One of the main reasons why a fridge makes noise is because of its intake – that’s the part that takes in air. To make the noise quieter from this part, you can add something called a silencer. This thing has two main parts: one to reduce noise and another part that filters the air effectively.
Can you put the intake part outside the house?
To make your fridge quieter without spending too much, you can move the intake part outside your house. How? You can use a pipe to make the intake longer and place it just outside your home. Of course, you need to put your fridge in a good spot with enough outdoor space if you want to try this idea. While it might not make the noise completely disappear, like covering the motor with special material, it can still make a big difference in reducing the noise.
8. Regular Maintenance
It’s no no-brainer, but a dirty compressor or fan will make your fridge noisier. A dirty refrigerator compressor will struggle to maintain the temperature as the dirt interferes with its efficiency. As a countermeasure, it’s important to always undertake regular maintenance of the fridge.
You can DIY and maintain a healthy working fridge, or alternatively call a professional. After maintenance, you should ensure that the unit is placed a bit far from the wall. This is because there are heat sink fins located at the back of the fridge; this helps dispose of heat to the surrounding environment.
9. Get Professional Help
When everything else fails or finds it hard to undertake all the DIY hacks recommended above, I would request you to seek assistance from a qualified technician. There are two ways to approach this- you can either get a new refrigerator. Or dispose of your old, noisy one in the garage where you can stash beverages.

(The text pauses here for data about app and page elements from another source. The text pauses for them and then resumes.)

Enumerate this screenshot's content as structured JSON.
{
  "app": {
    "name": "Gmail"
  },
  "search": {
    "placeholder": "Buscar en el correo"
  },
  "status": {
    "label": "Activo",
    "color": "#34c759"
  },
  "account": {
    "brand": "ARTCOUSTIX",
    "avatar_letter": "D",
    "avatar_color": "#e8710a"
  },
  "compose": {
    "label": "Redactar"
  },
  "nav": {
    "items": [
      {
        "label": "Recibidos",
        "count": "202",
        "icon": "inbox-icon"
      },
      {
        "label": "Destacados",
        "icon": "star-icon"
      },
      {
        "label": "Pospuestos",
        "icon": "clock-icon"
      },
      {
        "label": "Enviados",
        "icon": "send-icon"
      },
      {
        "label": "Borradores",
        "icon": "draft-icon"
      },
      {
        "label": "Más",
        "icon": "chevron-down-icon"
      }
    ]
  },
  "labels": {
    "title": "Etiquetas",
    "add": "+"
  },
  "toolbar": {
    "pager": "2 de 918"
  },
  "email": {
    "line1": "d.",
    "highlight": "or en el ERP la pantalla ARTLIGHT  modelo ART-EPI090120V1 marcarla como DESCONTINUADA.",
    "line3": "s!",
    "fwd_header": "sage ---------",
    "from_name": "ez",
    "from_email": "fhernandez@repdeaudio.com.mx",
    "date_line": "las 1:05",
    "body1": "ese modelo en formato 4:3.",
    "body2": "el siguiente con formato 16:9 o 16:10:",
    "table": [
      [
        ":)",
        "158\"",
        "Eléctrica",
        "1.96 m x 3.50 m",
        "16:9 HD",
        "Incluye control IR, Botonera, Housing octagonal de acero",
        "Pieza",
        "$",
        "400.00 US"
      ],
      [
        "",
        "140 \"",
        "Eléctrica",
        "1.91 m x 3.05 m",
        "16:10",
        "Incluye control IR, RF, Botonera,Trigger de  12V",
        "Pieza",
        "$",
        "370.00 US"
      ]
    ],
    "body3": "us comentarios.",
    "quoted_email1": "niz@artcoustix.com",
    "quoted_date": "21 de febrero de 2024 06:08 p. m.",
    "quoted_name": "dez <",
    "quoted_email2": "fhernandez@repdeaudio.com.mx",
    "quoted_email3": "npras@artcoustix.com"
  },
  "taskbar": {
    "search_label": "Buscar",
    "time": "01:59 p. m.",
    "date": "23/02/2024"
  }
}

Alternatively, you can call a technician to help you replace your noisy compressor with a quiet fridge.
10. Buy a Quiet Refrigerator
While attempting to reduce the noise of your refrigerator, you might realize that it’s not always worth the effort. Some refrigerators, especially older models, are naturally loud. This tends to happen when the parts inside start to wear out, and replacing them might not make financial sense.
If you’re considering getting a new fridge, consider some factors that affect how much noise it produces. These factors include:
- Energy efficiency: Modern fridges that are energy-efficient often run quietly because their compressors work smoothly and quietly. However, if even this level of noise bothers you, you might want to avoid extremely energy-efficient models.
- Fan presence: Not all fridges have cooling fans as part of their design, especially smaller ones. When looking for a fridge, you might not always find this information easily, but fridges without fans tend to be quieter.
- Age of the fridge: If you’re thinking of an upgrade, whether new or secondhand, newer fridges are usually more efficient and quieter.
- User reviews Many people before you have dealt with noisy fridges, and they often mention this in their reviews. Take notice of these reviews, as people have strong opinions about noisy appliances like fridges.
On How to Quiet a Noisy Refrigerator Compressor
In conclusion, dealing with a noisy refrigerator compressor involves several strategies. Firstly, identifying the type of noise and its source is crucial for effective solutions. Securing loose components, ensuring level placement, and providing proper ventilation are fundamental steps to reducing the noise. DIY options like lubricating moving parts can also be effective, but caution is advised. Seeking professional help is recommended if DIY methods fail or if you’re unsure. Overall, by combining maintenance, environmental adjustments, and expert assistance, you can successfully quiet down your refrigerator compressor and restore a peaceful living environment.
Hi, my name is Todd R. Bressler and I am the founder of this soundproofing blog. I’m a DIY enthusiast from Cincinnati, the city that just beat New York for the City That Never Sleeps Award in 2020. (Original) I have been in the DIY soundproofing industry for close to 5 years, running a YouTube channel and a Podcast show every Saturday. I started Crafty Soundproofing to help you learn the basics of “self defending yourself against noise”
Have an idea worth sharing? Please contact me and I’ll be happy to respond ASAP.